Press reports have been building all week about the Census Bureau’s announcement that it will not count same-sex couples legally married in California or Massachusetts (or in other countries) as “married.” The San Jose Mercury News broke the story, which was picked up by the Washington Post, and the AP story ran in the Times and who knows where else. Now People for the American Way has started a petition campaign calling on the Bureau to change its policy. It’s fascinating to me what legs this story has — the issue isn’t new (see below), but it’s newly visible because it’s being driven as a spin-off of the California drama.
Officials justify the decision as required by the Defense of Marriage Act (DoMA), which limits recognition of “marriage” to different-sex couples for purposes of all federal laws and agency actions. See the Bureau’s analysis, originally posted regarding the 2000 census: http://www.census.gov/population/www/cen2000/samesex.html
Today, Gary Gates, senior policy fellow at the Williams Institute at UCLA Law School, has an op-ed in the L A Times laying out the arguments for why the Bureau should not alter the correct response of "married" to "unmarried partner" whenever the couple has two partners of the same sex. Countless government programs and academic researchers rely on Census data, but where LGB couple households are concerned, ideology is trumping reality … as if same-sex marriages will just go away if the Census refuses to count them.

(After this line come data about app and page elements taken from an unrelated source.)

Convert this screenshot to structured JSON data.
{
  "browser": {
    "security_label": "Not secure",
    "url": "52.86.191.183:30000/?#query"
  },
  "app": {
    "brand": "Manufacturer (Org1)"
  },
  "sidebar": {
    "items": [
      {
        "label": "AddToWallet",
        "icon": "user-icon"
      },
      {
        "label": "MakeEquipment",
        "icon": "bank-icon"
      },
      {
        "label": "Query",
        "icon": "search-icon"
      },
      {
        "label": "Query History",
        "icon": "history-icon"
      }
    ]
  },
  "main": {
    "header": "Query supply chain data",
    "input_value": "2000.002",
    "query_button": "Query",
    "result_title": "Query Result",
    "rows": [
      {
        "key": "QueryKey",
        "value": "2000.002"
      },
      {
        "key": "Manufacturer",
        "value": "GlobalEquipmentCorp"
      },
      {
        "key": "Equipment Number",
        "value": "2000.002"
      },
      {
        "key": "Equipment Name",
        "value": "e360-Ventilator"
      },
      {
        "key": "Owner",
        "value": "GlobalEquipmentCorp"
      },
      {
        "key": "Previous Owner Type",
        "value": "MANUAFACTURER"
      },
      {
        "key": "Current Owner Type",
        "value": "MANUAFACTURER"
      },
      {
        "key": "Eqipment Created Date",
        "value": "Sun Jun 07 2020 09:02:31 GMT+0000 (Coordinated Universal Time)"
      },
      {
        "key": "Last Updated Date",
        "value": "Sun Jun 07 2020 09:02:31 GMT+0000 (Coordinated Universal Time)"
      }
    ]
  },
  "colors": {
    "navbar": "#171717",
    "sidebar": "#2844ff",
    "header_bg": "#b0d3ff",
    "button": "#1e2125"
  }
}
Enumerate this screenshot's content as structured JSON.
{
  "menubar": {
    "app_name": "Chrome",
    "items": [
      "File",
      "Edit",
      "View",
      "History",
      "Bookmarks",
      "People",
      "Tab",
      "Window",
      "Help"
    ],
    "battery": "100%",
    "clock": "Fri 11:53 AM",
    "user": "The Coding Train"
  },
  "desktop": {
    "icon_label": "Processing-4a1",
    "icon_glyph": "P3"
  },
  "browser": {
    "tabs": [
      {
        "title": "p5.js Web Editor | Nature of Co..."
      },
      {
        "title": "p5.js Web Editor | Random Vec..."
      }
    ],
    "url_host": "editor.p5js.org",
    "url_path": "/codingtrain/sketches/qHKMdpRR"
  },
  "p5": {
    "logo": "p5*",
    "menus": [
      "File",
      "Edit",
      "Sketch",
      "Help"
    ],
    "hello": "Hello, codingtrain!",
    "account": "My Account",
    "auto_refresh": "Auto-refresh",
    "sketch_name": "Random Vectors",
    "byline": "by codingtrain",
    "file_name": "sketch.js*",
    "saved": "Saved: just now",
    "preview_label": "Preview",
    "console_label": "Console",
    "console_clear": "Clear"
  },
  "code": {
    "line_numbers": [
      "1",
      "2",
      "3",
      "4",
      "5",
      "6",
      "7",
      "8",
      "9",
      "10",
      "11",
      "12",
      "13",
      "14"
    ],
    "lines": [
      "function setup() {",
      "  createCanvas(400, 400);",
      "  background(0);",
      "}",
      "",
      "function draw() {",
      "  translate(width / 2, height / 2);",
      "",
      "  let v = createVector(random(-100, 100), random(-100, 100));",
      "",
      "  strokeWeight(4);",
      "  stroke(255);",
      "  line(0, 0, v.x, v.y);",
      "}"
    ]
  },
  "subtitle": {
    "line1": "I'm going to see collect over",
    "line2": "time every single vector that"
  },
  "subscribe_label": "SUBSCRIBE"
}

The legal obstacles created by DoMA are real, but not insurmountable. Williams is spearheading an effort to persuade Census Bureau officials to take immediate steps, pending repeal of DoMA, that would greatly alleviate the harm of miscounting. For example, the Bureau easily could flag the data on same-sex couples who are legally married, so that researchers could retrieve the information from public (anonymous) data files. Additionally, the Census currently excludes all unmarried partners (straight and gay) from the definition of "family." Because DoMA addresses only the terms "marriage" and "spouse," there is no legal barrier to adopting new ways of analyzing family household data. Lastly, with almost one in four Americans living in a jurisdiction that has created a non-marital form of official family recognition, the Census could publish data about these unions/partnerships so that researchers could study their characteristics. There is much that the Census Bureau could do, even without a change in DoMA.
Repealing DoMA, though, is the proper response. It is a bad policy and a silly law, and its elimination should be high on the agenda for the next Congress and the Obama Administration.